They are out there – some working from home and others working for Walmart-sized firms. Calling, emailing, and stopping by to visit you in person, recruiting agencies are growing rapidly as the employment market becomes more competitive.
The most difficult part in selecting an agency is trying to figure out whether or not they will deliver. While proper vetting beforehand is always a good idea, some insider questions to ask may help you in selecting the next firm you choose. Use these 5 steps to grade an agency before agreeing to partner with them on an important search.
How is their follow up?
Do they call you when they say they will? Do they answer questions in a timely matter? A recruiter’s follow up can be a close insight into how they conduct themselves professionally. If their follow up leaves something to be desired, chances are the candidates they are recruiting feel the same way.
What does their pipeline look like?
Be sure to inquire about their current portfolio of talent – ask for specifics and avoid accepting general statements like, “we have tons of candidates” or “our database has over 1-million resumes”.
What kind of feedback will they share with you about the talent market? If you’re building a new office and searching in a new market, what details can they provide to help secure better talent? As part of their service, market data and feedback should be a critical part of your talent acquisition strategy.
Is it a bargain?
This may sound self-serving, but stay with me: If you pay for what you get, why should your expectations be as high when paying a substantially lower fee than other agencies? The employment market will drive demand and typically self-correct pricing, be cautious of firms desperate for business whose fees are unusually low.
Ask for progress reports. Period.
It’s very important to know where you’re at with a particular search. On a weekly basis, your agency should be updating you with progress reports, good, bad, and indifferent. Hold them accountable for performance and ask probing questions like, “how many candidates did you interview this week?” and "of those, how close were they?"
I’ve been on both sides of corporate and agency recruiting – I understand the frustrations internal recruiting departments face when working with agencies. Use these 5 steps to help when selecting an agency and reexamining your current vendor list. It will save you time, energy, and effort the next time a search is being conducted by an outside agency.
Are they planning on posting the position on job boards? Will that duplicate your own recruiting efforts and possibly earn them a fee for something you've already been doing? Will this muddy the ownership waters when a candidate has applied on both job postings? Post and pray should never be used as an agency strategy - agencies are paid to search and select talent, not duplicate job postings.
About the Author: Robb Callon

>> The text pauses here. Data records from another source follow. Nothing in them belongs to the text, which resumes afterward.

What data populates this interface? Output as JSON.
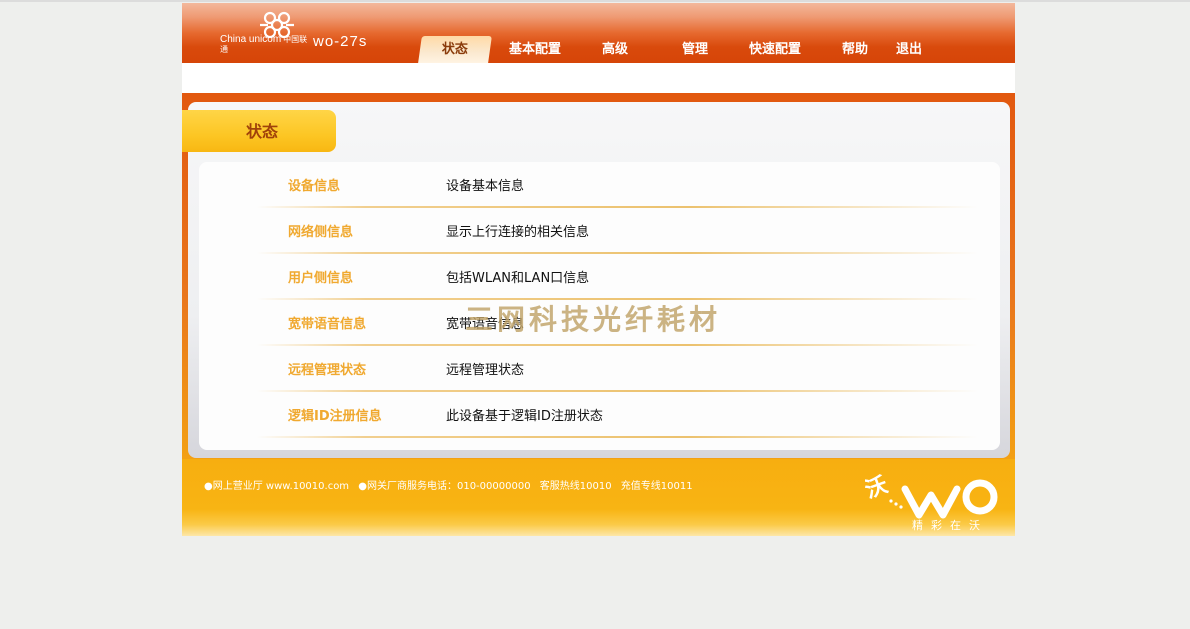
{
  "header": {
    "brand_en": "China unicom",
    "brand_cn": "中国联通",
    "model": "wo-27s"
  },
  "nav": {
    "items": [
      {
        "label": "状态",
        "active": true
      },
      {
        "label": "基本配置"
      },
      {
        "label": "高级"
      },
      {
        "label": "管理"
      },
      {
        "label": "快速配置"
      },
      {
        "label": "帮助"
      },
      {
        "label": "退出"
      }
    ]
  },
  "section": {
    "title": "状态"
  },
  "rows": [
    {
      "name": "设备信息",
      "desc": "设备基本信息"
    },
    {
      "name": "网络侧信息",
      "desc": "显示上行连接的相关信息"
    },
    {
      "name": "用户侧信息",
      "desc": "包括WLAN和LAN口信息"
    },
    {
      "name": "宽带语音信息",
      "desc": "宽带语音信息"
    },
    {
      "name": "远程管理状态",
      "desc": "远程管理状态"
    },
    {
      "name": "逻辑ID注册信息",
      "desc": "此设备基于逻辑ID注册状态"
    }
  ],
  "watermark": "三网科技光纤耗材",
  "footer": {
    "hall": "●网上营业厅 www.10010.com",
    "vendor_phone": "●网关厂商服务电话：010-00000000",
    "hotline": "客服热线10010",
    "recharge": "充值专线10011",
    "logo_char": "沃",
    "slogan": "精彩在沃"
  },
  "colors": {
    "header_orange": "#d64508",
    "accent_yellow": "#f8b712",
    "row_name": "#f0a930"
  }
}
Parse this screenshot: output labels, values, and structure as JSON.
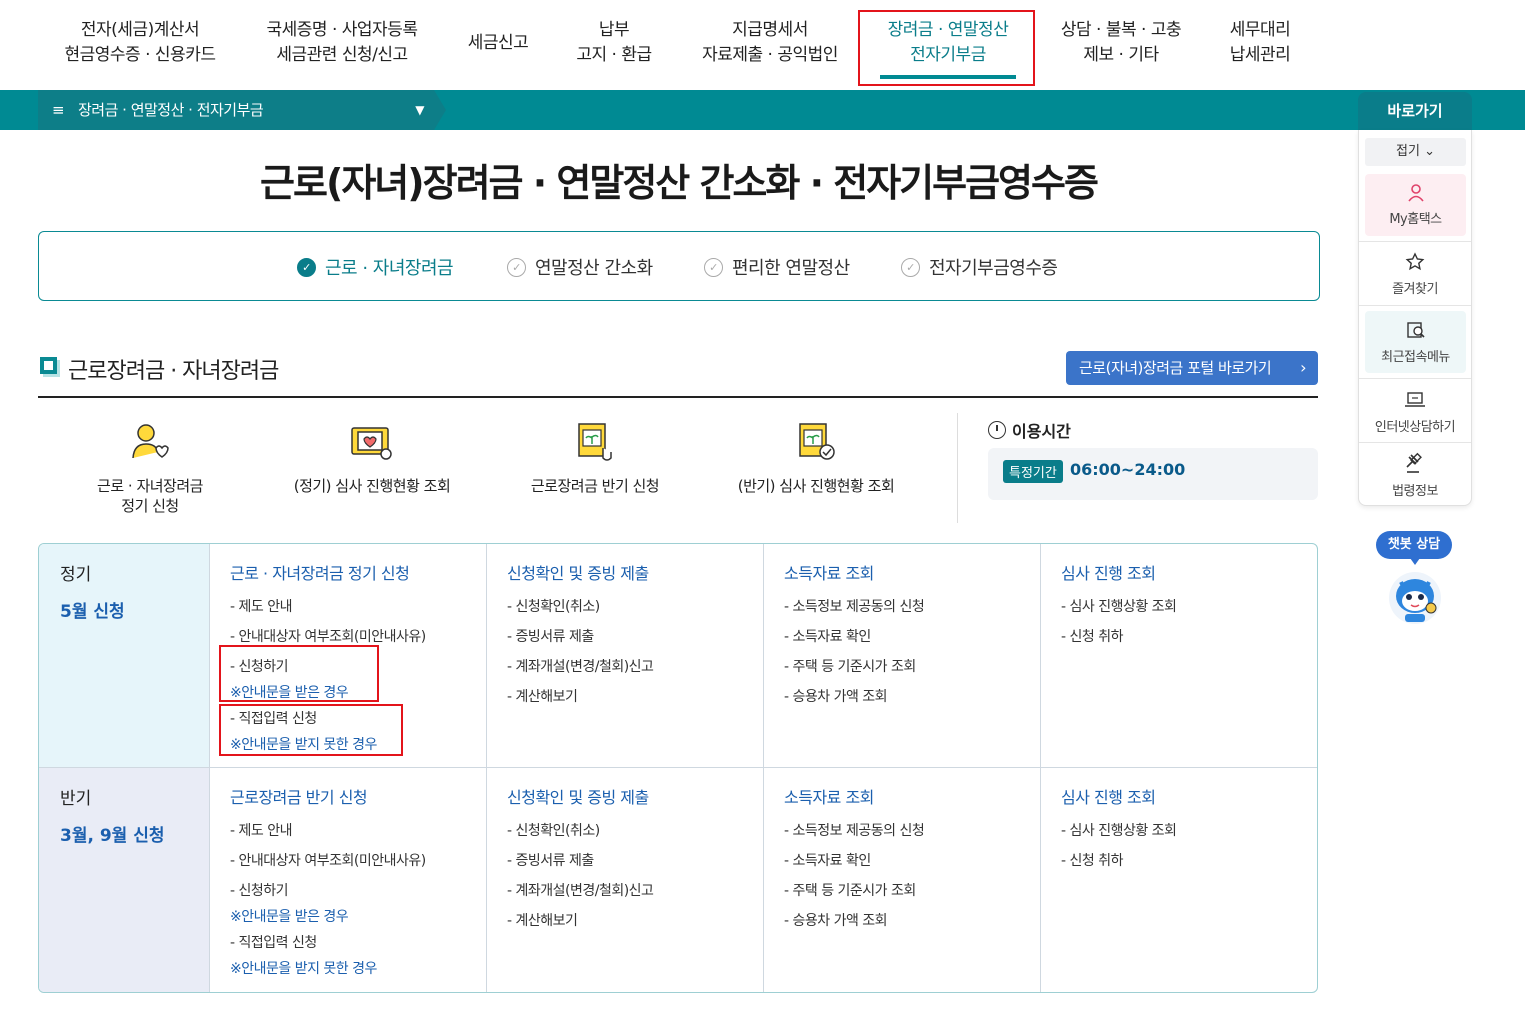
{
  "topnav": [
    {
      "line1": "전자(세금)계산서",
      "line2": "현금영수증 · 신용카드"
    },
    {
      "line1": "국세증명 · 사업자등록",
      "line2": "세금관련 신청/신고"
    },
    {
      "line1": "세금신고",
      "line2": ""
    },
    {
      "line1": "납부",
      "line2": "고지 · 환급"
    },
    {
      "line1": "지급명세서",
      "line2": "자료제출 · 공익법인"
    },
    {
      "line1": "장려금 · 연말정산",
      "line2": "전자기부금"
    },
    {
      "line1": "상담 · 불복 · 고충",
      "line2": "제보 · 기타"
    },
    {
      "line1": "세무대리",
      "line2": "납세관리"
    }
  ],
  "breadcrumb": {
    "label": "장려금 · 연말정산 · 전자기부금",
    "menu_icon": "≡",
    "chevron": "⌄"
  },
  "page_title": "근로(자녀)장려금 · 연말정산 간소화 · 전자기부금영수증",
  "tabs": [
    {
      "label": "근로 · 자녀장려금",
      "active": true
    },
    {
      "label": "연말정산 간소화",
      "active": false
    },
    {
      "label": "편리한 연말정산",
      "active": false
    },
    {
      "label": "전자기부금영수증",
      "active": false
    }
  ],
  "section": {
    "title": "근로장려금 · 자녀장려금",
    "portal_button": "근로(자녀)장려금 포털 바로가기",
    "portal_arrow": "›"
  },
  "quick_icons": [
    {
      "line1": "근로 · 자녀장려금",
      "line2": "정기 신청"
    },
    {
      "line1": "(정기) 심사 진행현황 조회",
      "line2": ""
    },
    {
      "line1": "근로장려금 반기 신청",
      "line2": ""
    },
    {
      "line1": "(반기) 심사 진행현황 조회",
      "line2": ""
    }
  ],
  "usage_time": {
    "title": "이용시간",
    "badge": "특정기간",
    "hours": "06:00~24:00"
  },
  "grid": {
    "rows": [
      {
        "title": "정기",
        "subtitle": "5월 신청",
        "columns": [
          {
            "title": "근로 · 자녀장려금 정기 신청",
            "items": [
              "- 제도 안내",
              "- 안내대상자 여부조회(미안내사유)",
              "- 신청하기",
              "※안내문을 받은 경우",
              "- 직접입력 신청",
              "※안내문을 받지 못한 경우"
            ]
          },
          {
            "title": "신청확인 및 증빙 제출",
            "items": [
              "- 신청확인(취소)",
              "- 증빙서류 제출",
              "- 계좌개설(변경/철회)신고",
              "- 계산해보기"
            ]
          },
          {
            "title": "소득자료 조회",
            "items": [
              "- 소득정보 제공동의 신청",
              "- 소득자료 확인",
              "- 주택 등 기준시가 조회",
              "- 승용차 가액 조회"
            ]
          },
          {
            "title": "심사 진행 조회",
            "items": [
              "- 심사 진행상황 조회",
              "- 신청 취하"
            ]
          }
        ]
      },
      {
        "title": "반기",
        "subtitle": "3월, 9월 신청",
        "columns": [
          {
            "title": "근로장려금 반기 신청",
            "items": [
              "- 제도 안내",
              "- 안내대상자 여부조회(미안내사유)",
              "- 신청하기",
              "※안내문을 받은 경우",
              "- 직접입력 신청",
              "※안내문을 받지 못한 경우"
            ]
          },
          {
            "title": "신청확인 및 증빙 제출",
            "items": [
              "- 신청확인(취소)",
              "- 증빙서류 제출",
              "- 계좌개설(변경/철회)신고",
              "- 계산해보기"
            ]
          },
          {
            "title": "소득자료 조회",
            "items": [
              "- 소득정보 제공동의 신청",
              "- 소득자료 확인",
              "- 주택 등 기준시가 조회",
              "- 승용차 가액 조회"
            ]
          },
          {
            "title": "심사 진행 조회",
            "items": [
              "- 심사 진행상황 조회",
              "- 신청 취하"
            ]
          }
        ]
      }
    ]
  },
  "right_panel": {
    "title": "바로가기",
    "fold": "접기",
    "fold_icon": "⌄",
    "items": [
      {
        "label": "My홈택스",
        "icon": "user-icon"
      },
      {
        "label": "즐겨찾기",
        "icon": "star-icon"
      },
      {
        "label": "최근접속메뉴",
        "icon": "recent-search-icon"
      },
      {
        "label": "인터넷상담하기",
        "icon": "laptop-icon"
      },
      {
        "label": "법령정보",
        "icon": "gavel-icon"
      }
    ]
  },
  "chatbot": {
    "label": "챗봇 상담"
  },
  "colors": {
    "teal": "#008a93",
    "blue": "#1b5fae",
    "portal_button": "#3b74c9",
    "highlight_red": "#e3141b"
  }
}
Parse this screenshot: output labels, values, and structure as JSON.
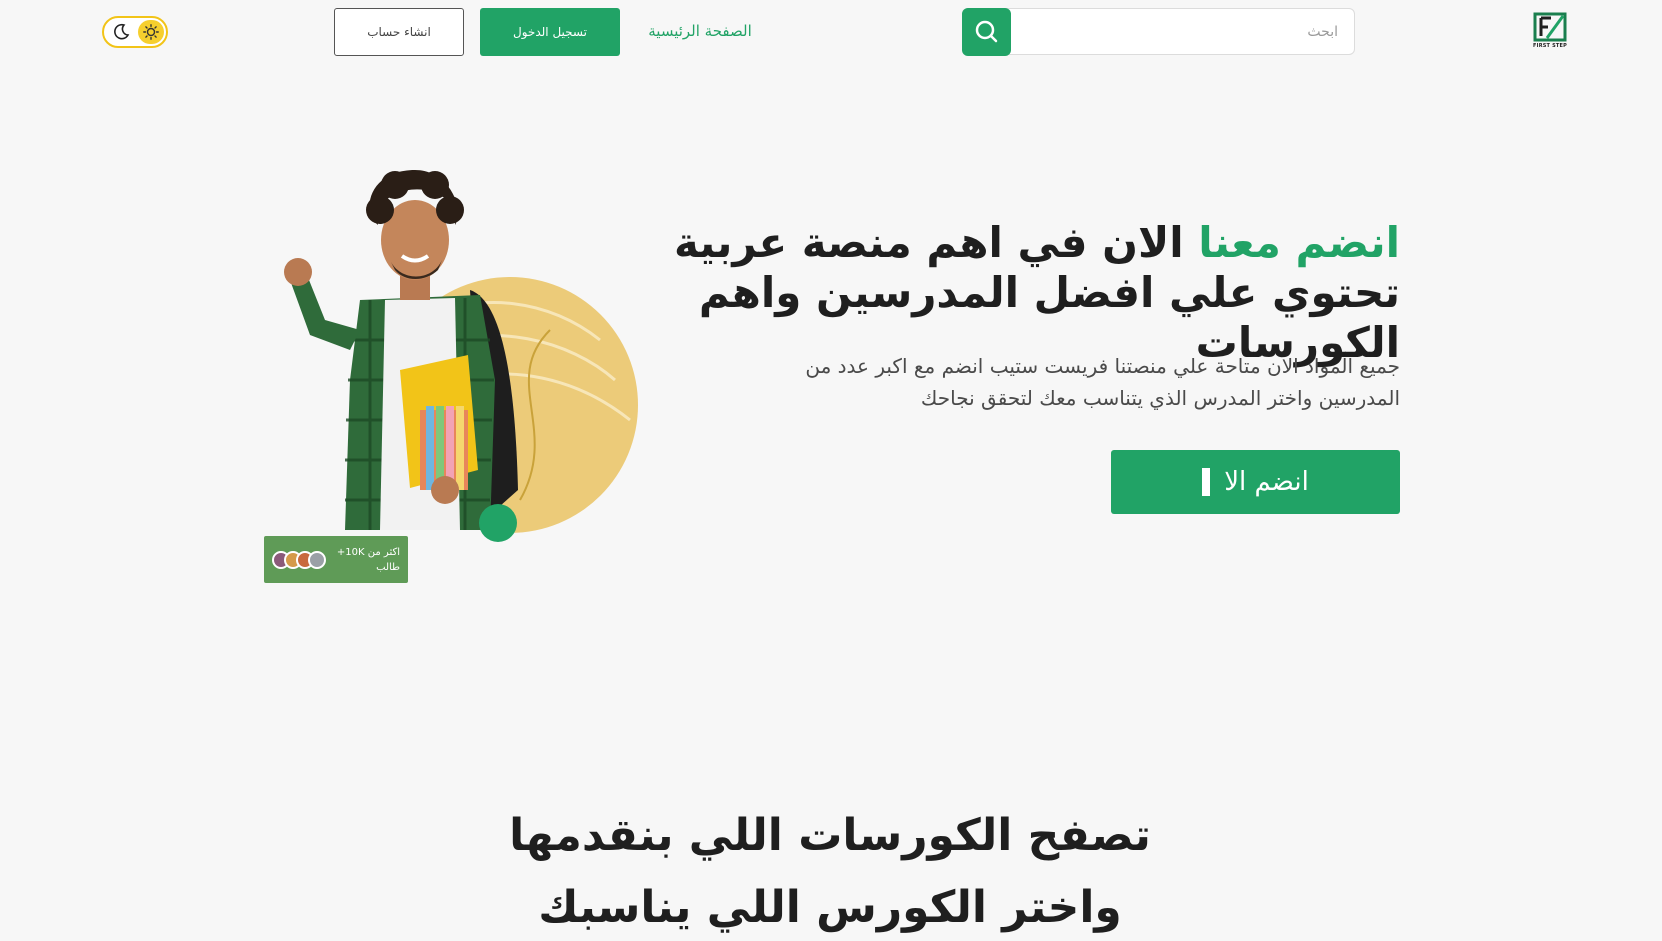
{
  "header": {
    "logo_text": "FIRST STEP",
    "search_placeholder": "ابحث",
    "nav_home": "الصفحة الرئيسية",
    "login_label": "تسجيل الدخول",
    "signup_label": "انشاء حساب"
  },
  "hero": {
    "title_accent": "انضم معنا",
    "title_rest": "الان في اهم منصة عربية تحتوي علي افضل المدرسين واهم الكورسات",
    "description": "جميع المواد الان متاحة علي منصتنا فريست ستيب انضم مع اكبر عدد من المدرسين واختر المدرس الذي يتناسب معك لتحقق نجاحك",
    "cta_label": "انضم الا"
  },
  "students_badge": {
    "line1": "اكثر من 10K+",
    "line2": "طالب"
  },
  "courses_section": {
    "title": "تصفح الكورسات اللي بنقدمها واختر الكورس اللي يناسبك"
  },
  "colors": {
    "accent": "#21a366",
    "sun": "#f6cf2e",
    "badge": "#5f9b57",
    "circle_decor": "#eccb79"
  },
  "icons": [
    "logo-icon",
    "search-icon",
    "moon-icon",
    "sun-icon"
  ]
}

Robb Callon is Senior Partner at Blue Point Search. He focuses on recruiting talent across the globe with a focus in major US markets. Blue Point Search helps companies become better through the candidates they hire. Our mission simple: deliver leading talent and game changers to top companies.